• Entries supplied:
--- START ---
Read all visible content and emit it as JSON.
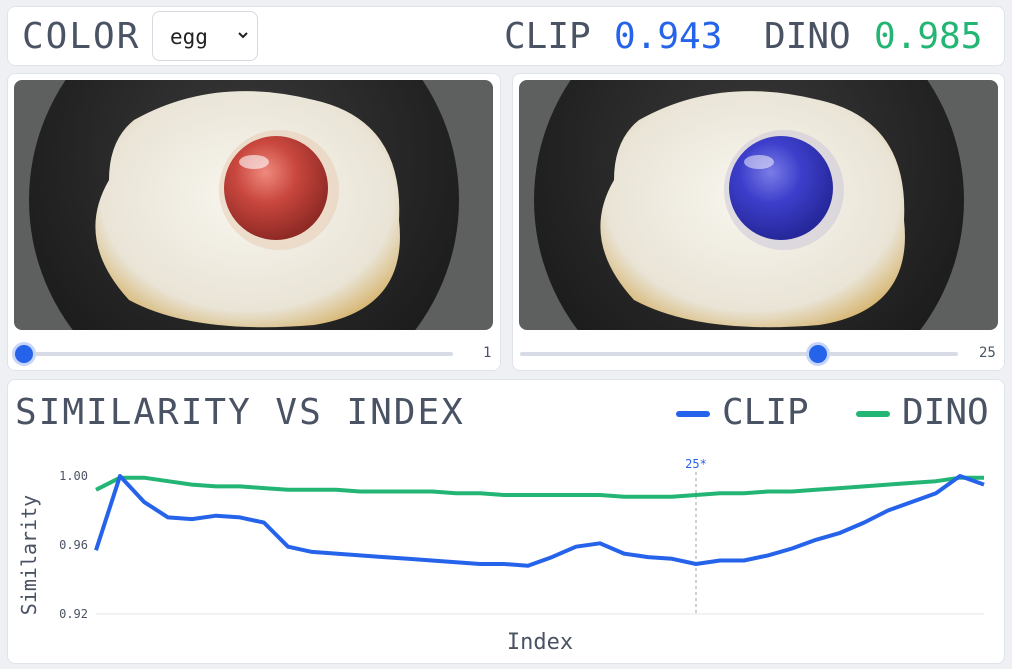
{
  "header": {
    "color_label": "COLOR",
    "select": {
      "value": "egg",
      "options": [
        "egg"
      ]
    },
    "metrics": [
      {
        "name": "CLIP",
        "value": "0.943",
        "color": "#2563eb"
      },
      {
        "name": "DINO",
        "value": "0.985",
        "color": "#22b573"
      }
    ]
  },
  "left": {
    "image_desc_icon": "egg-red-yolk-image",
    "slider": {
      "value": "1",
      "min": 1,
      "max": 41,
      "current": 1
    }
  },
  "right": {
    "image_desc_icon": "egg-blue-yolk-image",
    "slider": {
      "value": "25",
      "min": 1,
      "max": 41,
      "current": 25
    }
  },
  "chart_title": "SIMILARITY VS INDEX",
  "legend": [
    {
      "name": "CLIP",
      "color": "#2563eb"
    },
    {
      "name": "DINO",
      "color": "#22b573"
    }
  ],
  "chart_data": {
    "type": "line",
    "xlabel": "Index",
    "ylabel": "Similarity",
    "ylim": [
      0.92,
      1.0
    ],
    "yticks": [
      "1.00",
      "0.96",
      "0.92"
    ],
    "marker": {
      "x": 25,
      "label": "25*"
    },
    "x": [
      0,
      1,
      2,
      3,
      4,
      5,
      6,
      7,
      8,
      9,
      10,
      11,
      12,
      13,
      14,
      15,
      16,
      17,
      18,
      19,
      20,
      21,
      22,
      23,
      24,
      25,
      26,
      27,
      28,
      29,
      30,
      31,
      32,
      33,
      34,
      35,
      36,
      37
    ],
    "series": [
      {
        "name": "CLIP",
        "color": "#2563eb",
        "values": [
          0.957,
          1.0,
          0.985,
          0.976,
          0.975,
          0.977,
          0.976,
          0.973,
          0.959,
          0.956,
          0.955,
          0.954,
          0.953,
          0.952,
          0.951,
          0.95,
          0.949,
          0.949,
          0.948,
          0.953,
          0.959,
          0.961,
          0.955,
          0.953,
          0.952,
          0.949,
          0.951,
          0.951,
          0.954,
          0.958,
          0.963,
          0.967,
          0.973,
          0.98,
          0.985,
          0.99,
          1.0,
          0.995
        ]
      },
      {
        "name": "DINO",
        "color": "#22b573",
        "values": [
          0.992,
          0.999,
          0.999,
          0.997,
          0.995,
          0.994,
          0.994,
          0.993,
          0.992,
          0.992,
          0.992,
          0.991,
          0.991,
          0.991,
          0.991,
          0.99,
          0.99,
          0.989,
          0.989,
          0.989,
          0.989,
          0.989,
          0.988,
          0.988,
          0.988,
          0.989,
          0.99,
          0.99,
          0.991,
          0.991,
          0.992,
          0.993,
          0.994,
          0.995,
          0.996,
          0.997,
          0.999,
          0.999
        ]
      }
    ]
  }
}
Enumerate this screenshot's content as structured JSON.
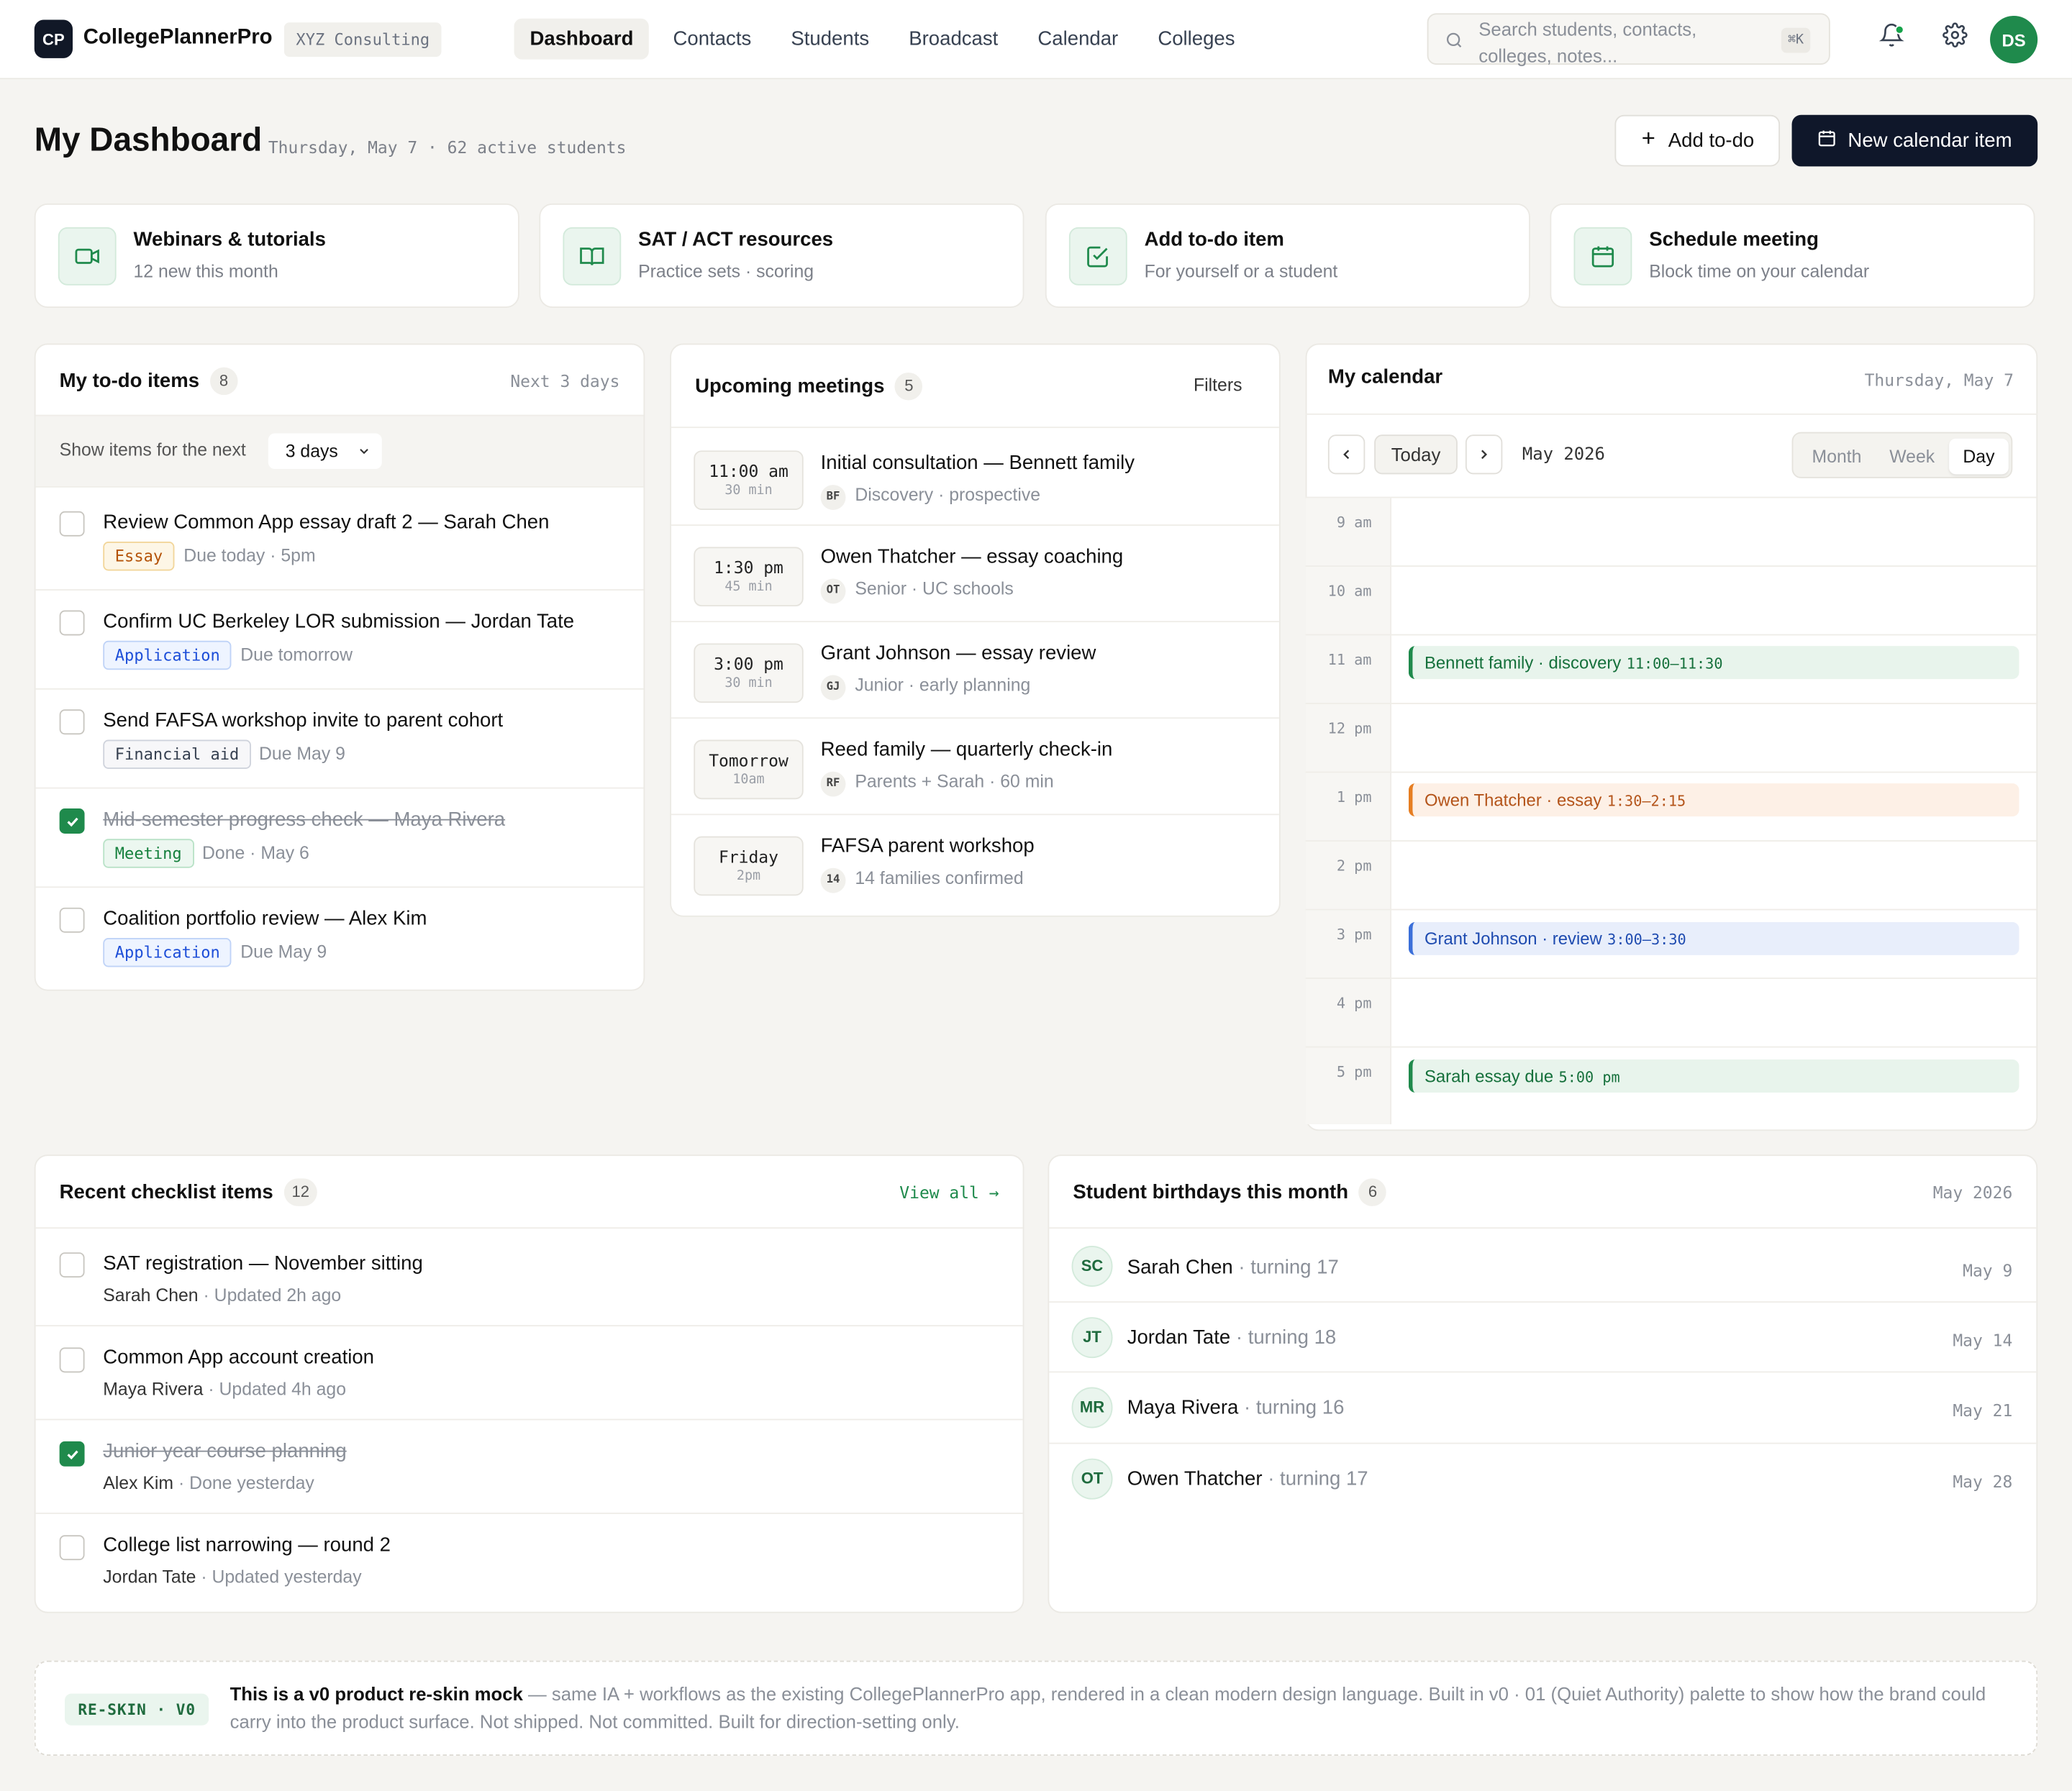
{
  "app": {
    "logo": "CP",
    "name": "CollegePlannerPro",
    "org": "XYZ Consulting"
  },
  "nav": [
    "Dashboard",
    "Contacts",
    "Students",
    "Broadcast",
    "Calendar",
    "Colleges"
  ],
  "search": {
    "placeholder": "Search students, contacts, colleges, notes...",
    "shortcut": "⌘K"
  },
  "user": {
    "initials": "DS"
  },
  "header": {
    "title": "My Dashboard",
    "subtitle": "Thursday, May 7 · 62 active students",
    "add_todo": "Add to-do",
    "new_item": "New calendar item"
  },
  "quick": [
    {
      "title": "Webinars & tutorials",
      "sub": "12 new this month",
      "icon": "video-icon"
    },
    {
      "title": "SAT / ACT resources",
      "sub": "Practice sets · scoring",
      "icon": "book-icon"
    },
    {
      "title": "Add to-do item",
      "sub": "For yourself or a student",
      "icon": "check-square-icon"
    },
    {
      "title": "Schedule meeting",
      "sub": "Block time on your calendar",
      "icon": "calendar-icon"
    }
  ],
  "todo": {
    "title": "My to-do items",
    "count": "8",
    "meta": "Next 3 days",
    "filter_label": "Show items for the next",
    "filter_value": "3 days",
    "items": [
      {
        "title": "Review Common App essay draft 2 — Sarah Chen",
        "tag": "Essay",
        "due": "Due today · 5pm",
        "done": false
      },
      {
        "title": "Confirm UC Berkeley LOR submission — Jordan Tate",
        "tag": "Application",
        "due": "Due tomorrow",
        "done": false
      },
      {
        "title": "Send FAFSA workshop invite to parent cohort",
        "tag": "Financial aid",
        "due": "Due May 9",
        "done": false
      },
      {
        "title": "Mid-semester progress check — Maya Rivera",
        "tag": "Meeting",
        "due": "Done · May 6",
        "done": true
      },
      {
        "title": "Coalition portfolio review — Alex Kim",
        "tag": "Application",
        "due": "Due May 9",
        "done": false
      }
    ]
  },
  "meetings": {
    "title": "Upcoming meetings",
    "count": "5",
    "filters": "Filters",
    "items": [
      {
        "time": "11:00 am",
        "dur": "30 min",
        "title": "Initial consultation — Bennett family",
        "initials": "BF",
        "sub": "Discovery · prospective"
      },
      {
        "time": "1:30 pm",
        "dur": "45 min",
        "title": "Owen Thatcher — essay coaching",
        "initials": "OT",
        "sub": "Senior · UC schools"
      },
      {
        "time": "3:00 pm",
        "dur": "30 min",
        "title": "Grant Johnson — essay review",
        "initials": "GJ",
        "sub": "Junior · early planning"
      },
      {
        "time": "Tomorrow",
        "dur": "10am",
        "title": "Reed family — quarterly check-in",
        "initials": "RF",
        "sub": "Parents + Sarah · 60 min"
      },
      {
        "time": "Friday",
        "dur": "2pm",
        "title": "FAFSA parent workshop",
        "initials": "14",
        "sub": "14 families confirmed"
      }
    ]
  },
  "calendar": {
    "title": "My calendar",
    "date": "Thursday, May 7",
    "today": "Today",
    "month": "May 2026",
    "views": [
      "Month",
      "Week",
      "Day"
    ],
    "hours": [
      "9 am",
      "10 am",
      "11 am",
      "12 pm",
      "1 pm",
      "2 pm",
      "3 pm",
      "4 pm",
      "5 pm"
    ],
    "events": [
      {
        "label": "Bennett family · discovery",
        "time": "11:00–11:30"
      },
      {
        "label": "Owen Thatcher · essay",
        "time": "1:30–2:15"
      },
      {
        "label": "Grant Johnson · review",
        "time": "3:00–3:30"
      },
      {
        "label": "Sarah essay due",
        "time": "5:00 pm"
      }
    ]
  },
  "checklist": {
    "title": "Recent checklist items",
    "count": "12",
    "view_all": "View all →",
    "items": [
      {
        "title": "SAT registration — November sitting",
        "student": "Sarah Chen",
        "meta": "· Updated 2h ago",
        "done": false
      },
      {
        "title": "Common App account creation",
        "student": "Maya Rivera",
        "meta": "· Updated 4h ago",
        "done": false
      },
      {
        "title": "Junior year course planning",
        "student": "Alex Kim",
        "meta": "· Done yesterday",
        "done": true
      },
      {
        "title": "College list narrowing — round 2",
        "student": "Jordan Tate",
        "meta": "· Updated yesterday",
        "done": false
      }
    ]
  },
  "birthdays": {
    "title": "Student birthdays this month",
    "count": "6",
    "month": "May 2026",
    "items": [
      {
        "initials": "SC",
        "name": "Sarah Chen",
        "turning": "· turning 17",
        "date": "May 9"
      },
      {
        "initials": "JT",
        "name": "Jordan Tate",
        "turning": "· turning 18",
        "date": "May 14"
      },
      {
        "initials": "MR",
        "name": "Maya Rivera",
        "turning": "· turning 16",
        "date": "May 21"
      },
      {
        "initials": "OT",
        "name": "Owen Thatcher",
        "turning": "· turning 17",
        "date": "May 28"
      }
    ]
  },
  "footer": {
    "badge": "RE-SKIN · V0",
    "bold": "This is a v0 product re-skin mock",
    "text": " — same IA + workflows as the existing CollegePlannerPro app, rendered in a clean modern design language. Built in v0 · 01 (Quiet Authority) palette to show how the brand could carry into the product surface. Not shipped. Not committed. Built for direction-setting only."
  },
  "colors": {
    "accent": "#1f8a4c",
    "dark": "#0f172a",
    "background": "#f5f4f1"
  }
}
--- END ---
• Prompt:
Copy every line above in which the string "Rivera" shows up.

• Exercise output:
        "title": "Mid-semester progress check — Maya Rivera",
        "student": "Maya Rivera",
        "name": "Maya Rivera",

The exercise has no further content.